▶ _ABOUT THIS TASK_: Counting every line in the records below that holds "JSON", give the total and add nothing.

------------

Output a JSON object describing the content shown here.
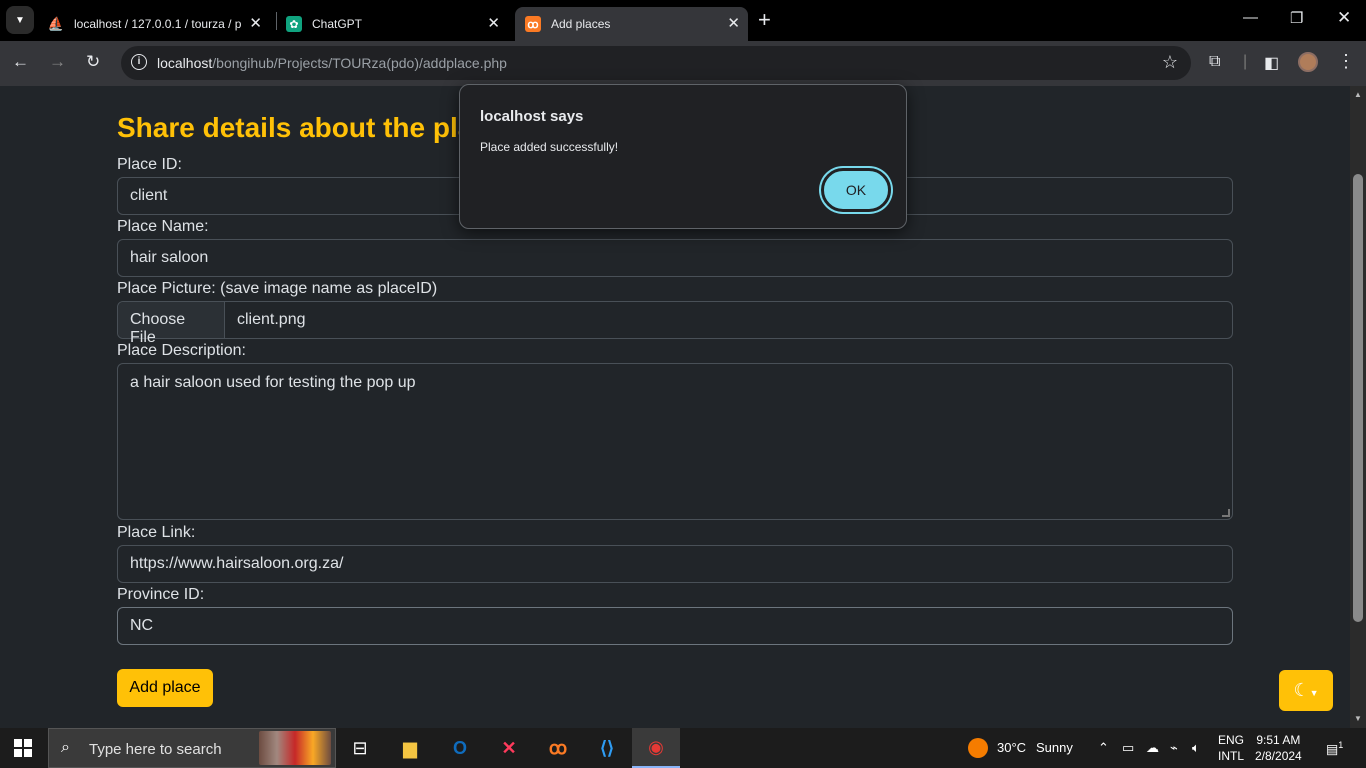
{
  "browser": {
    "tabs": [
      {
        "title": "localhost / 127.0.0.1 / tourza / p",
        "icon": "phpmyadmin-icon",
        "active": false
      },
      {
        "title": "ChatGPT",
        "icon": "chatgpt-icon",
        "active": false
      },
      {
        "title": "Add places",
        "icon": "xampp-icon",
        "active": true
      }
    ],
    "url_host": "localhost",
    "url_path": "/bongihub/Projects/TOURza(pdo)/addplace.php"
  },
  "page": {
    "heading": "Share details about the place",
    "place_id_label": "Place ID:",
    "place_id_value": "client",
    "place_name_label": "Place Name:",
    "place_name_value": "hair saloon",
    "place_picture_label": "Place Picture: (save image name as placeID)",
    "choose_file_label": "Choose File",
    "file_name": "client.png",
    "description_label": "Place Description:",
    "description_value": "a hair saloon used for testing the pop up",
    "link_label": "Place Link:",
    "link_value": "https://www.hairsaloon.org.za/",
    "province_label": "Province ID:",
    "province_value": "NC",
    "submit_label": "Add place",
    "accent_color": "#ffc107"
  },
  "dialog": {
    "title": "localhost says",
    "message": "Place added successfully!",
    "ok_label": "OK"
  },
  "taskbar": {
    "search_placeholder": "Type here to search",
    "weather_temp": "30°C",
    "weather_desc": "Sunny",
    "lang_line1": "ENG",
    "lang_line2": "INTL",
    "time": "9:51 AM",
    "date": "2/8/2024",
    "notification_count": "1"
  }
}
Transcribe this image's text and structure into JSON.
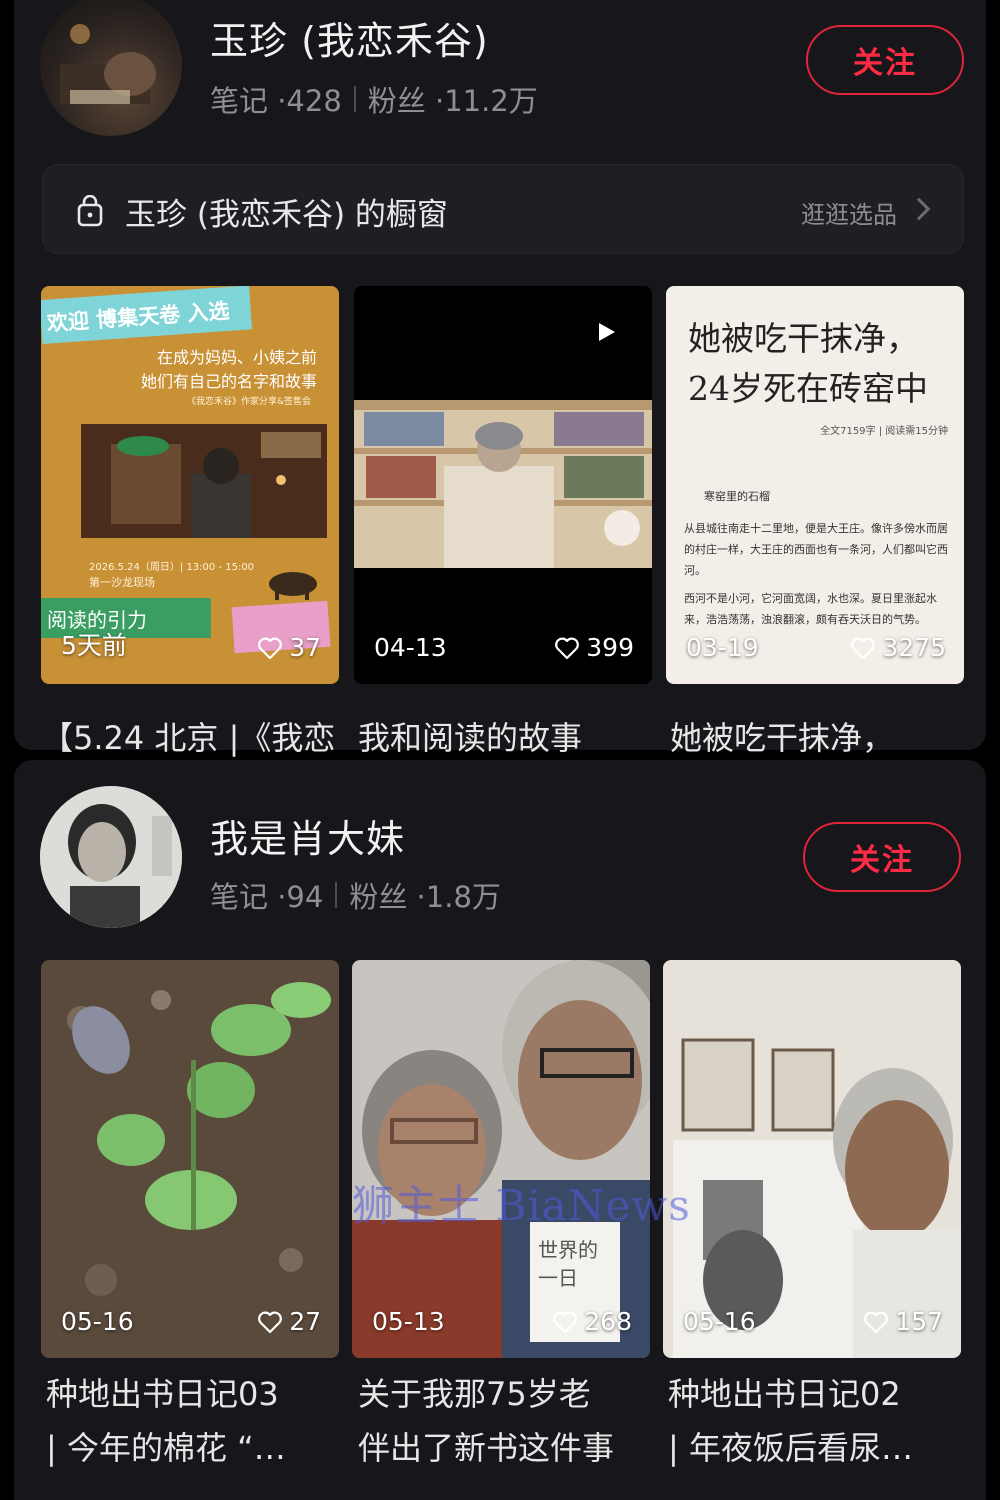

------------

▶ _YOUR SOLUTION_: 2